Your objective:
Go through the records below and report each line with "corner" in it.

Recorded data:
----
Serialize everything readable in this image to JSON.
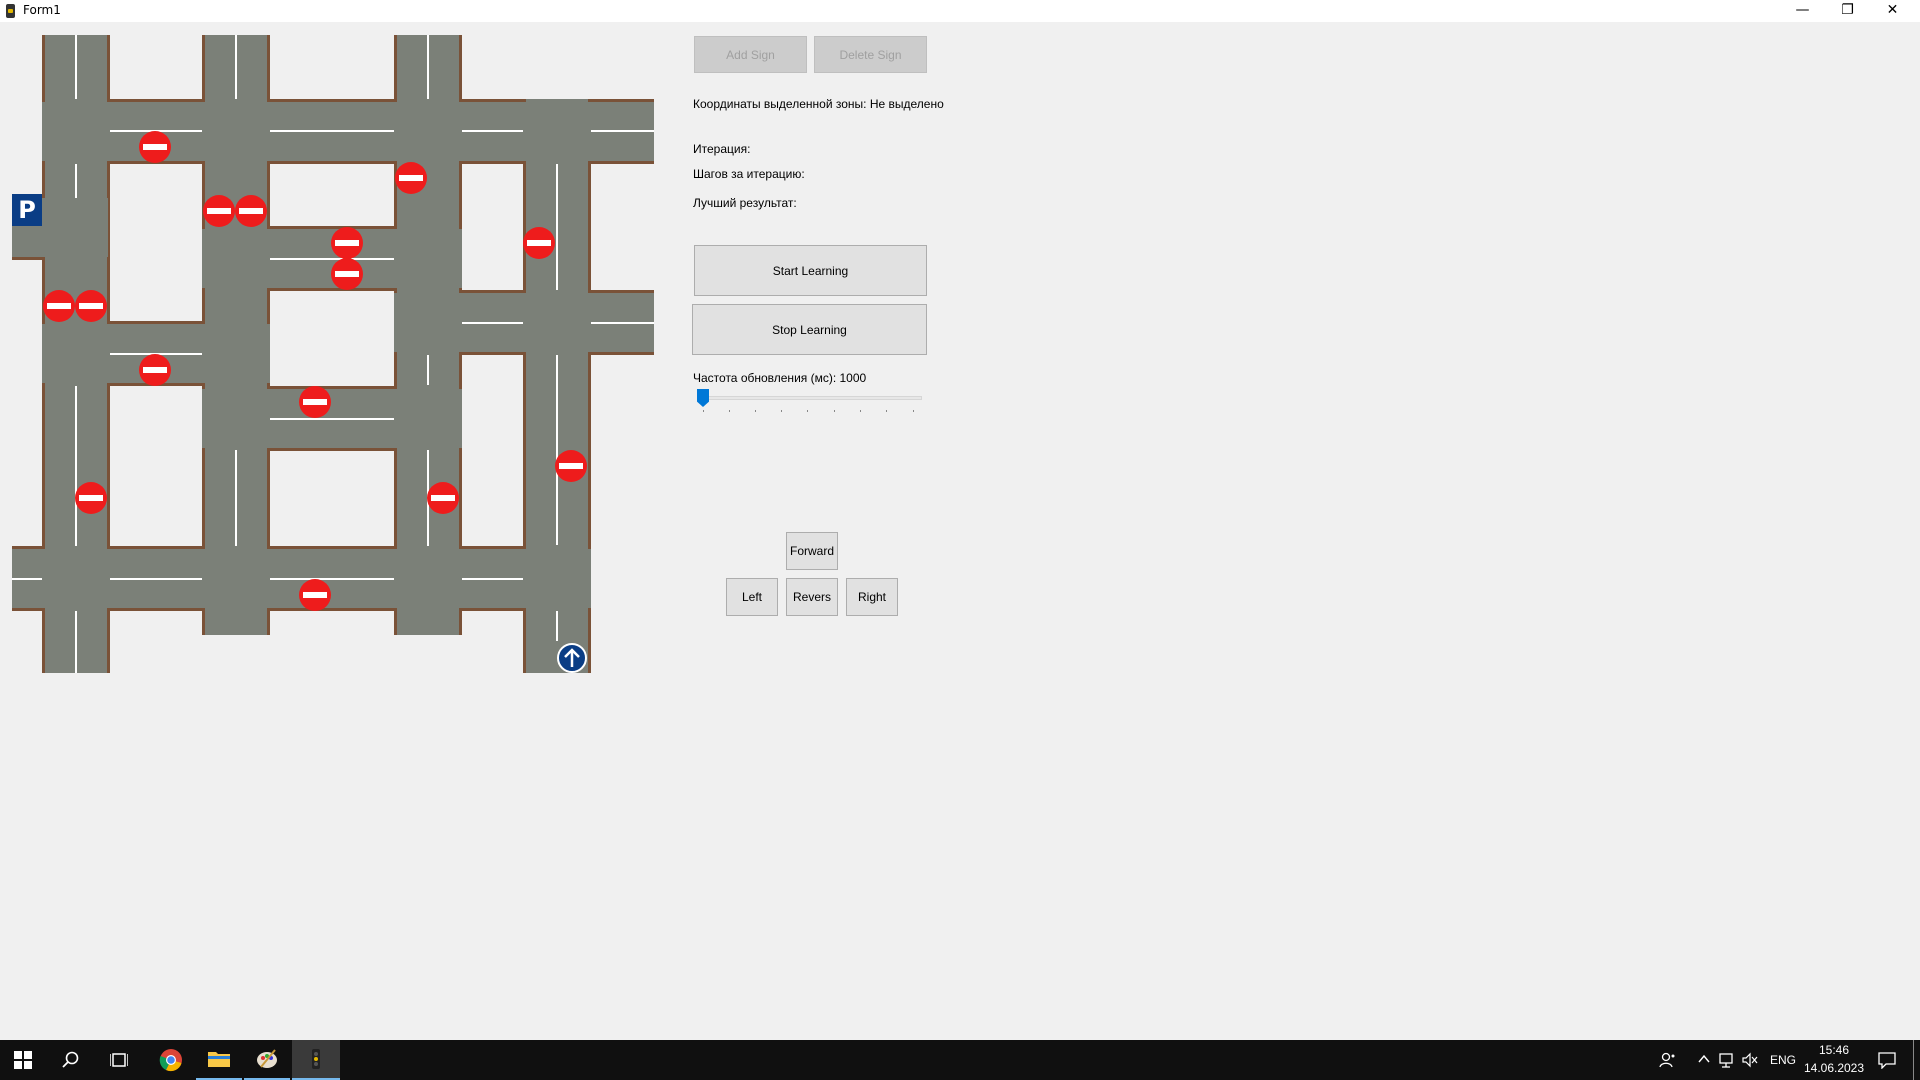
{
  "window": {
    "title": "Form1",
    "minimize_glyph": "—",
    "restore_glyph": "❐",
    "close_glyph": "✕"
  },
  "map": {
    "parking_label": "P",
    "road_color": "#7b8078",
    "curb_color": "#7a5238",
    "sign_color": "#ee1c1c",
    "parking_color": "#0a3d85"
  },
  "controls": {
    "add_sign": "Add Sign",
    "delete_sign": "Delete Sign",
    "zone_coords": "Координаты выделенной зоны: Не выделено",
    "iteration": "Итерация:",
    "steps_per_iteration": "Шагов за итерацию:",
    "best_result": "Лучший результат:",
    "start_learning": "Start Learning",
    "stop_learning": "Stop Learning",
    "update_freq": "Частота обновления (мс): 1000",
    "slider_value": 1000,
    "forward": "Forward",
    "left": "Left",
    "revers": "Revers",
    "right": "Right"
  },
  "taskbar": {
    "icons": [
      "windows-start-icon",
      "search-icon",
      "task-view-icon",
      "chrome-icon",
      "file-explorer-icon",
      "paint-app-icon",
      "traffic-light-app-icon"
    ],
    "language": "ENG",
    "time": "15:46",
    "date": "14.06.2023"
  }
}
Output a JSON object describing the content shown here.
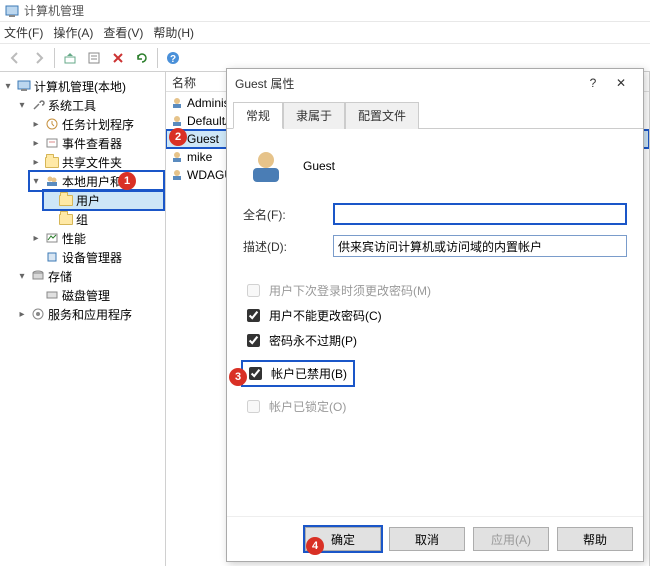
{
  "window": {
    "title": "计算机管理"
  },
  "menu": {
    "file": "文件(F)",
    "action": "操作(A)",
    "view": "查看(V)",
    "help": "帮助(H)"
  },
  "tree": {
    "root": "计算机管理(本地)",
    "system_tools": "系统工具",
    "task_scheduler": "任务计划程序",
    "event_viewer": "事件查看器",
    "shared_folders": "共享文件夹",
    "local_users_groups": "本地用户和组",
    "users": "用户",
    "groups": "组",
    "performance": "性能",
    "device_manager": "设备管理器",
    "storage": "存储",
    "disk_mgmt": "磁盘管理",
    "services_apps": "服务和应用程序"
  },
  "list": {
    "header": "名称",
    "items": [
      "Administrator",
      "DefaultAccount",
      "Guest",
      "mike",
      "WDAGUtilityAccount"
    ]
  },
  "dialog": {
    "title": "Guest 属性",
    "tabs": {
      "general": "常规",
      "member_of": "隶属于",
      "profile": "配置文件"
    },
    "username": "Guest",
    "full_name_lbl": "全名(F):",
    "full_name_val": "",
    "desc_lbl": "描述(D):",
    "desc_val": "供来宾访问计算机或访问域的内置帐户",
    "chk_must_change": "用户下次登录时须更改密码(M)",
    "chk_cannot_change": "用户不能更改密码(C)",
    "chk_never_expire": "密码永不过期(P)",
    "chk_disabled": "帐户已禁用(B)",
    "chk_locked": "帐户已锁定(O)",
    "btn_ok": "确定",
    "btn_cancel": "取消",
    "btn_apply": "应用(A)",
    "btn_help": "帮助"
  },
  "annotations": {
    "a1": "1",
    "a2": "2",
    "a3": "3",
    "a4": "4"
  }
}
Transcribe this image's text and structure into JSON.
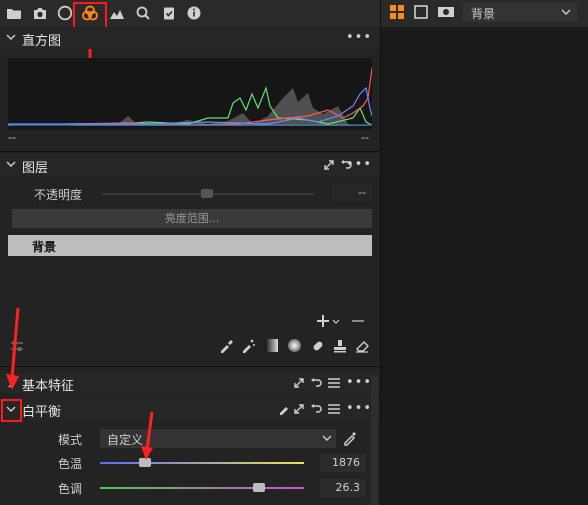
{
  "toolbar": {
    "icons": [
      "folder-icon",
      "camera-icon",
      "circle-icon",
      "color-icon",
      "mountain-icon",
      "search-icon",
      "clipboard-check-icon",
      "info-icon"
    ]
  },
  "histogram": {
    "title": "直方图",
    "left_value": "--",
    "right_value": "--"
  },
  "layers": {
    "title": "图层",
    "opacity_label": "不透明度",
    "opacity_value": "--",
    "luminance_button": "亮度范围...",
    "layer_name": "背景"
  },
  "basic": {
    "title": "基本特征"
  },
  "white_balance": {
    "title": "白平衡",
    "mode_label": "模式",
    "mode_value": "自定义",
    "temp_label": "色温",
    "temp_value": "1876",
    "temp_level": 0.22,
    "tint_label": "色调",
    "tint_value": "26.3",
    "tint_level": 0.78
  },
  "right_panel": {
    "layer_select": "背景"
  },
  "colors": {
    "accent": "#ff8a1a",
    "highlight": "#ff1a1a"
  }
}
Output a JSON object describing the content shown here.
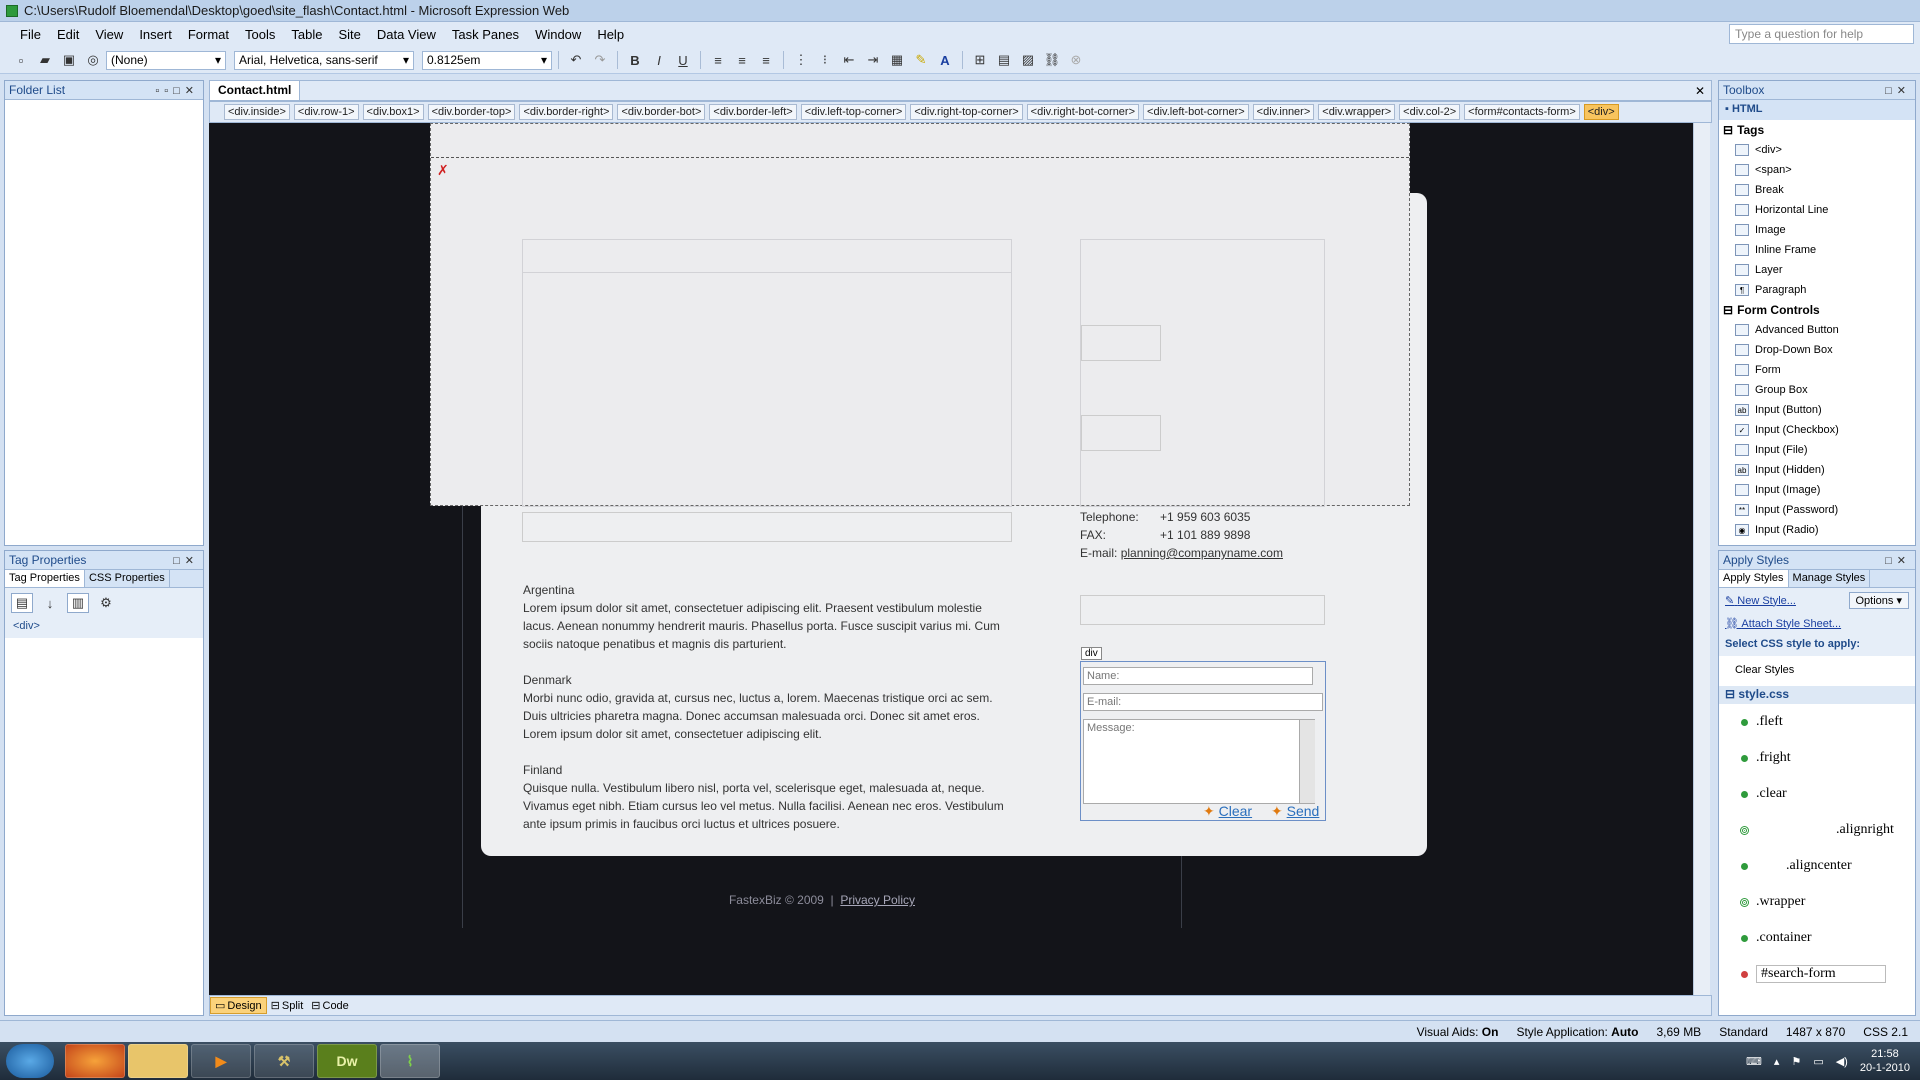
{
  "window": {
    "title": "C:\\Users\\Rudolf Bloemendal\\Desktop\\goed\\site_flash\\Contact.html - Microsoft Expression Web"
  },
  "menu": [
    "File",
    "Edit",
    "View",
    "Insert",
    "Format",
    "Tools",
    "Table",
    "Site",
    "Data View",
    "Task Panes",
    "Window",
    "Help"
  ],
  "help_placeholder": "Type a question for help",
  "toolbar": {
    "style": "(None)",
    "font": "Arial, Helvetica, sans-serif",
    "size": "0.8125em"
  },
  "folder_list": {
    "title": "Folder List"
  },
  "tag_properties": {
    "title": "Tag Properties",
    "tabs": [
      "Tag Properties",
      "CSS Properties"
    ],
    "tag": "<div>"
  },
  "editor": {
    "tab": "Contact.html",
    "quick_tags": [
      "<div.inside>",
      "<div.row-1>",
      "<div.box1>",
      "<div.border-top>",
      "<div.border-right>",
      "<div.border-bot>",
      "<div.border-left>",
      "<div.left-top-corner>",
      "<div.right-top-corner>",
      "<div.right-bot-corner>",
      "<div.left-bot-corner>",
      "<div.inner>",
      "<div.wrapper>",
      "<div.col-2>",
      "<form#contacts-form>",
      "<div>"
    ]
  },
  "page": {
    "contact": {
      "tel_label": "Telephone:",
      "tel": "+1 959 603 6035",
      "fax_label": "FAX:",
      "fax": "+1 101 889 9898",
      "email_label": "E-mail:",
      "email": "planning@companyname.com"
    },
    "div_label": "div",
    "form": {
      "name_ph": "Name:",
      "email_ph": "E-mail:",
      "msg_ph": "Message:",
      "clear": "Clear",
      "send": "Send"
    },
    "countries": [
      {
        "name": "Argentina",
        "text": "Lorem ipsum dolor sit amet, consectetuer adipiscing elit. Praesent vestibulum molestie lacus. Aenean nonummy hendrerit mauris. Phasellus porta. Fusce suscipit varius mi. Cum sociis natoque penatibus et magnis dis parturient."
      },
      {
        "name": "Denmark",
        "text": "Morbi nunc odio, gravida at, cursus nec, luctus a, lorem. Maecenas tristique orci ac sem. Duis ultricies pharetra magna. Donec accumsan malesuada orci. Donec sit amet eros. Lorem ipsum dolor sit amet, consectetuer adipiscing elit."
      },
      {
        "name": "Finland",
        "text": "Quisque nulla. Vestibulum libero nisl, porta vel, scelerisque eget, malesuada at, neque. Vivamus eget nibh. Etiam cursus leo vel metus. Nulla facilisi. Aenean nec eros. Vestibulum ante ipsum primis in faucibus orci luctus et ultrices posuere."
      }
    ],
    "footer": {
      "copy": "FastexBiz © 2009",
      "sep": "|",
      "privacy": "Privacy Policy"
    }
  },
  "view_tabs": [
    "Design",
    "Split",
    "Code"
  ],
  "toolbox": {
    "title": "Toolbox",
    "root": "HTML",
    "tags_h": "Tags",
    "tags": [
      "<div>",
      "<span>",
      "Break",
      "Horizontal Line",
      "Image",
      "Inline Frame",
      "Layer",
      "Paragraph"
    ],
    "form_h": "Form Controls",
    "forms": [
      "Advanced Button",
      "Drop-Down Box",
      "Form",
      "Group Box",
      "Input (Button)",
      "Input (Checkbox)",
      "Input (File)",
      "Input (Hidden)",
      "Input (Image)",
      "Input (Password)",
      "Input (Radio)"
    ]
  },
  "apply_styles": {
    "title": "Apply Styles",
    "tabs": [
      "Apply Styles",
      "Manage Styles"
    ],
    "new_style": "New Style...",
    "options": "Options",
    "attach": "Attach Style Sheet...",
    "select_label": "Select CSS style to apply:",
    "clear": "Clear Styles",
    "sheet": "style.css",
    "styles": [
      ".fleft",
      ".fright",
      ".clear",
      ".alignright",
      ".aligncenter",
      ".wrapper",
      ".container",
      "#search-form"
    ]
  },
  "status": {
    "visual_aids_label": "Visual Aids:",
    "visual_aids": "On",
    "style_app_label": "Style Application:",
    "style_app": "Auto",
    "size": "3,69 MB",
    "mode": "Standard",
    "dims": "1487 x 870",
    "css": "CSS 2.1"
  },
  "tray": {
    "time": "21:58",
    "date": "20-1-2010"
  }
}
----
The completed task:
      "<div.left-top-corner>",
      "<div.right-top-corner>",
      "<div.right-bot-corner>",
      "<div.left-bot-corner>",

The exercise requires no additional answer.